Proofreading Tip #3: Spelling
Many words are spelled differently in Australian English and American English.
While, for example, ‘optimise’ (Australian English) and ‘optimize’ (American English) are both correct, it’s wise to choose which to use according to your expected readership. Once you’ve made your choice, be consistent – it looks odd to find both Australian and American English spelling in the same piece of writing.
Also, don’t forget to check the settings in your online spell checker as American English is the default for many. A quality dictionary should provide alternative spellings and label them clearly.
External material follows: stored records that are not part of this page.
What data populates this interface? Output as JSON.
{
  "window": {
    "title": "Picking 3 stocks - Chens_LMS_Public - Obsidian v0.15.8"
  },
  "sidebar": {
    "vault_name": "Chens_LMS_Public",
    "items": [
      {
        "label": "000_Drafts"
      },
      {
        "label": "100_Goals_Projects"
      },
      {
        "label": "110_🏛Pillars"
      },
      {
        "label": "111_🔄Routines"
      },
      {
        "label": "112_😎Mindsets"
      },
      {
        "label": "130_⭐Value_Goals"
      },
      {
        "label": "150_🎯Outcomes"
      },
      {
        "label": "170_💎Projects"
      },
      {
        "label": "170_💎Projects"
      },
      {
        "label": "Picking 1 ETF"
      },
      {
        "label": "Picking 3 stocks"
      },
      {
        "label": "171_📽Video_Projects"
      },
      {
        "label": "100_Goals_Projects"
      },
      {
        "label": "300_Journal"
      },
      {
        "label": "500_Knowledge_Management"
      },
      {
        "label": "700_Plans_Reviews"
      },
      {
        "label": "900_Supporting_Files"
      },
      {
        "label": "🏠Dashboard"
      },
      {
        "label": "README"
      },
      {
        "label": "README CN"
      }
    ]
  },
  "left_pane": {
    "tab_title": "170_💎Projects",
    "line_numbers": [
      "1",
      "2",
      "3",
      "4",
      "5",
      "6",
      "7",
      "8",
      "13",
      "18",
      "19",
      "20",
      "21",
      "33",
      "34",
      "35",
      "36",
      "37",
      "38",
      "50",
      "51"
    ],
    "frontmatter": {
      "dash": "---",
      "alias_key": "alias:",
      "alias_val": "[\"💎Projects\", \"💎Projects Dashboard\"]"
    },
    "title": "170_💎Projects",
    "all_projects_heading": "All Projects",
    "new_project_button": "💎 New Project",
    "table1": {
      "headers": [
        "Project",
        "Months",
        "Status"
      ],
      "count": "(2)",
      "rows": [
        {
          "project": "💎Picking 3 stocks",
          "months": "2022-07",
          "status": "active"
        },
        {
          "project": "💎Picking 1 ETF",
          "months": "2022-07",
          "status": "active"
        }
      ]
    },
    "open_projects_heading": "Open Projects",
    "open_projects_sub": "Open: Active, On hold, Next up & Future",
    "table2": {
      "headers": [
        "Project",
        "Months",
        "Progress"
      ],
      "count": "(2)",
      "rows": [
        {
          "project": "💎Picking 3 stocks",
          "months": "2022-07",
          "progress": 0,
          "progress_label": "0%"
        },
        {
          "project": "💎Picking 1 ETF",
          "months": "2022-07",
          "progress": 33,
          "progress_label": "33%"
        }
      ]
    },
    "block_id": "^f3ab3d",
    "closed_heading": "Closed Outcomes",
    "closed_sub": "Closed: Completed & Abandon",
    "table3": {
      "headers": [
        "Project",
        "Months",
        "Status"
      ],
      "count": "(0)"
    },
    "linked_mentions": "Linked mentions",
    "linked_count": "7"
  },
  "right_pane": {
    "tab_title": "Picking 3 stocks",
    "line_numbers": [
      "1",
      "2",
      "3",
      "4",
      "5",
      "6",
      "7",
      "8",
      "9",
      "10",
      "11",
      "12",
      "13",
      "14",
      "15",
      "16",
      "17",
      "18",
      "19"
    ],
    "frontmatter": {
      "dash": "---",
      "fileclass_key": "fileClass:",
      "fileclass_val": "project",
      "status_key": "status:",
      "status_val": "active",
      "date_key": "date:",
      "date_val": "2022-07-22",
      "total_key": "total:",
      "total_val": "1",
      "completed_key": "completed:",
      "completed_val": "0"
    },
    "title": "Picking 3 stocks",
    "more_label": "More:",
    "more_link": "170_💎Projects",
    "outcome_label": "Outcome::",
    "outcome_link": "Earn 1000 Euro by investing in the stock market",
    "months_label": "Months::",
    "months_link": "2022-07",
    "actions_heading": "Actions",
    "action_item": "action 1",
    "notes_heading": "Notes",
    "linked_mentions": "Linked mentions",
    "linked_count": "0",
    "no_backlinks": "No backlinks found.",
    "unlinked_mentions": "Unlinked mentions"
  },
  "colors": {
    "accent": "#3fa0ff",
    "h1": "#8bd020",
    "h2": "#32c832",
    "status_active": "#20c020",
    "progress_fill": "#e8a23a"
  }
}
Here are some more Australian English / American English pairs you need to be aware of:
specialise / specialize
normalise / normalize
acclimatise / acclimatize
categorise / categorize
behaviour / behavior
neighbour / neighbor
colour / color
honour / honor
humour / humor
judgement / judgment
enrol / enroll
fulfil / fulfill
traveled / travelled
labeling / labelling
How do you feel about proofreading? Does it frustrate you when you can’t see your own mistakes? Is proofreading something that you make time for, or is it one of the things that gets sacrificed due to time pressures? Which errors do you typically make, and what type of cheat sheet would help? I’d love to hear from you.
At Edit Proofread Write, I help small business owners, professionals and academics use the right language to achieve your goals.